So what's wrong with us? Why did we all get so excited at the prospect of an ill-advised celebrity couple exposing themselves in Hello! fashion to the not so tender mercies of Theroux? Style policing used to be a minority sport, but the media has been so overrun by a clique of sun-dried tomato-eating, Voyage-wearing Londoners that nowadays, we're all doing it. We've lost sight of the fact that in reality, more people dream of progressing to a neo-Georgian riverside mansion than to a loft-style apartment in Clerkenwell. Essex might be a punch line to chic metropolitans, but to a raft of the population, it's an aspiration. They think we're the fools, paying over the odds for our lettuces and a month's wages for a scrappy piece of velvet edged netting which some designer has conned us into believing is a coat. The Daniels might not represent your (or my) idea of style, but the only person they could possibly be offending is Tchaikovsky, who must be pirouetting in his grave at the thought of that mechanical swan in the second act of Ballet Imaginaire's Swan Lake.

My Fair Lady's return to the London stage this week (amidst a deluge of related print) gives us cause to reconsider, a century after Shaw wrote Pygmalion, just what our aspirations would be for Eliza Doolittle today. Surely it can't still be true that the only acceptable way to rise above the rotting fruit and vegetables of Covent Garden market is by conforming to the dictates of a metropolitan elite, dressing in gowns from Whiteleys and reinstating your aitches? Apparently, it is. These days, it's a small coterie of the media doing the dictating, but the effect is the same.
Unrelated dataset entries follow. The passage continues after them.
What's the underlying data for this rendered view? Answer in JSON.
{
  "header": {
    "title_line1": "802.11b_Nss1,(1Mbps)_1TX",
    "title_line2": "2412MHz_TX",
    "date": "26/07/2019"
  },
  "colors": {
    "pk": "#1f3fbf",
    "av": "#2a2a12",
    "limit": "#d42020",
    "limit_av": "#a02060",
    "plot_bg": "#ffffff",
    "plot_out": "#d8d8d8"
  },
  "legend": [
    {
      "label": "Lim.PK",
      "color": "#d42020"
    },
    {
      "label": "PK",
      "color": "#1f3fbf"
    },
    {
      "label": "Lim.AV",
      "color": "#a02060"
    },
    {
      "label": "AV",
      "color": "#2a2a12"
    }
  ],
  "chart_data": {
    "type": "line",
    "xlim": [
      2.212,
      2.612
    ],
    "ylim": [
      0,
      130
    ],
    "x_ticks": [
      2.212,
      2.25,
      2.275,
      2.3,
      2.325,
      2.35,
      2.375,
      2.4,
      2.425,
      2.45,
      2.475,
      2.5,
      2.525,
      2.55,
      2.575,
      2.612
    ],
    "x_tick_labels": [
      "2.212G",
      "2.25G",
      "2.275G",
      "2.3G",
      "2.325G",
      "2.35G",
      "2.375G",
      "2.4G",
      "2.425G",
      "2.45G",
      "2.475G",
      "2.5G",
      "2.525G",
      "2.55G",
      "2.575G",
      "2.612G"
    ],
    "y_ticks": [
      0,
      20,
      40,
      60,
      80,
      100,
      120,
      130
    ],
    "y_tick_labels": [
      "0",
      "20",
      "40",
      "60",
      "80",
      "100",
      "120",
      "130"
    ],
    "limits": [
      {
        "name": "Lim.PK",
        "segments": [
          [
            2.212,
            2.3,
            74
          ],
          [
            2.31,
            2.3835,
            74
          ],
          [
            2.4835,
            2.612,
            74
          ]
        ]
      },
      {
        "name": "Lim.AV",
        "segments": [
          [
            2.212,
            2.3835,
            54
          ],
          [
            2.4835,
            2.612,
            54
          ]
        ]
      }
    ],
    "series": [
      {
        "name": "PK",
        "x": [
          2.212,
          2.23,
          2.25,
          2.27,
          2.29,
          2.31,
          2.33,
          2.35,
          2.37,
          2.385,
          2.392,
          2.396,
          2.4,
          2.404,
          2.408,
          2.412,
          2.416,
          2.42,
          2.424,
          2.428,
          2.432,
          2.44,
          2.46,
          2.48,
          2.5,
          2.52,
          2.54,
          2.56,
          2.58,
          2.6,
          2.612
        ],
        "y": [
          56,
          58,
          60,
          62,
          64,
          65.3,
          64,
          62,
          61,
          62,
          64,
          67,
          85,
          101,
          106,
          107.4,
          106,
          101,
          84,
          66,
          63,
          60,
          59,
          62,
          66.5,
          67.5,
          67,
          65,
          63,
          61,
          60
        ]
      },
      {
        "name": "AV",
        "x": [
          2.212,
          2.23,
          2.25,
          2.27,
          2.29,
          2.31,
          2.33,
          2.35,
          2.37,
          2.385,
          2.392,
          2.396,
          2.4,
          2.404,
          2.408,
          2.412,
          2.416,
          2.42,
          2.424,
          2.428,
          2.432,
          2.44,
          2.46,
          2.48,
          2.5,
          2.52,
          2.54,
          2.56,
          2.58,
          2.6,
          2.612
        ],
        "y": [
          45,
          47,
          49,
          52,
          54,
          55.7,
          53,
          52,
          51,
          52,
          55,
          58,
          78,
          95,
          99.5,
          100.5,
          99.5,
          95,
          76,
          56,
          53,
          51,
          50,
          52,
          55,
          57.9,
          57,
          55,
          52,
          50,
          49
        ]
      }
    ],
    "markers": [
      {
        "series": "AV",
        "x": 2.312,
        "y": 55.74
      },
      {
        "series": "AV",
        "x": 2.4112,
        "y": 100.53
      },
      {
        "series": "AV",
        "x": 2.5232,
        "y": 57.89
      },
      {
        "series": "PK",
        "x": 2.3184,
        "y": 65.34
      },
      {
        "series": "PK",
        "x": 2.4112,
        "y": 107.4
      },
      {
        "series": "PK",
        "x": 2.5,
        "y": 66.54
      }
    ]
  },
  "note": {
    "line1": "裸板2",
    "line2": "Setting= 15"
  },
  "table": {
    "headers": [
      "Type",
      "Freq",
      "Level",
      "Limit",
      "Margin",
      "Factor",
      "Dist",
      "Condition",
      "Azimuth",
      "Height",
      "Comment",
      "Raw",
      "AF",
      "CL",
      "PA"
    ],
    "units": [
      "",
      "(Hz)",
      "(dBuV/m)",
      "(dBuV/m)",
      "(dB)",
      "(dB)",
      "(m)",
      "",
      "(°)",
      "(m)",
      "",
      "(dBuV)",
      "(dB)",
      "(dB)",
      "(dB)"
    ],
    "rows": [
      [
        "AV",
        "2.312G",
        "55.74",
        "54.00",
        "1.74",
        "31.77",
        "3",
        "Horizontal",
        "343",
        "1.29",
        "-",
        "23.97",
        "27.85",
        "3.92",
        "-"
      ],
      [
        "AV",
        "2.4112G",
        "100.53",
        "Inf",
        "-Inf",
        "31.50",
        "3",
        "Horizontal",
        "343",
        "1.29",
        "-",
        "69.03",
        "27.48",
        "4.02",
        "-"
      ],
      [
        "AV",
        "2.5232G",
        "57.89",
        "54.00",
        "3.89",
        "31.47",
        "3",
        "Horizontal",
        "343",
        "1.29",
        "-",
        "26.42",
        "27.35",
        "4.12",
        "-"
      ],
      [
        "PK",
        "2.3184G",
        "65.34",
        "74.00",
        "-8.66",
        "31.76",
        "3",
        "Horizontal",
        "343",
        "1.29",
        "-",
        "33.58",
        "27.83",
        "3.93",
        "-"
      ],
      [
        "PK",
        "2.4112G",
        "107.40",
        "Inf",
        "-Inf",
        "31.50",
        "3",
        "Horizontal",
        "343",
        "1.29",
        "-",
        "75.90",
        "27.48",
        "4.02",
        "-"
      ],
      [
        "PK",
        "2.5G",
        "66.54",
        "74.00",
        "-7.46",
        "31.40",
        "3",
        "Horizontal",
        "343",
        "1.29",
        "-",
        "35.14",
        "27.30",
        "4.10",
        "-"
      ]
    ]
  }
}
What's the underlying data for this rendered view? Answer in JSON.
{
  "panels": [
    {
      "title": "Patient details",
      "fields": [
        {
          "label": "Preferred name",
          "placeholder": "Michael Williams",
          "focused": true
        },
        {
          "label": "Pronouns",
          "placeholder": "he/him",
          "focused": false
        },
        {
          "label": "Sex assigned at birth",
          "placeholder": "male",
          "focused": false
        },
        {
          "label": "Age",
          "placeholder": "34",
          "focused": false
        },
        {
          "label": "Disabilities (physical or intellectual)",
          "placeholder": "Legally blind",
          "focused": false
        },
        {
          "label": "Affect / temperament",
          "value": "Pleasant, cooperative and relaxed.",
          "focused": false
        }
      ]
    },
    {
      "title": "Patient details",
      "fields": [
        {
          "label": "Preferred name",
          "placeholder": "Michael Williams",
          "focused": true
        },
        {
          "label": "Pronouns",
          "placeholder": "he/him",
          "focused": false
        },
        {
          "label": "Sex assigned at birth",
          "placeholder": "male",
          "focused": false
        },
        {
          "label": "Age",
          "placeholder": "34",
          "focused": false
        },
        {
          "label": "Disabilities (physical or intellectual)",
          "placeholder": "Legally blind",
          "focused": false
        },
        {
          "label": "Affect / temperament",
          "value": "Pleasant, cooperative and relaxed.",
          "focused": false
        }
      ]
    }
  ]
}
While no one believes that we yet live in a classless society, most of us hoped that by now, what we say and do would be more important than the accent with which we say it or the clothes in which we do it. The slavering, lip smacking anticipation that preceded When Louis met Paul and Debbie makes me wonder.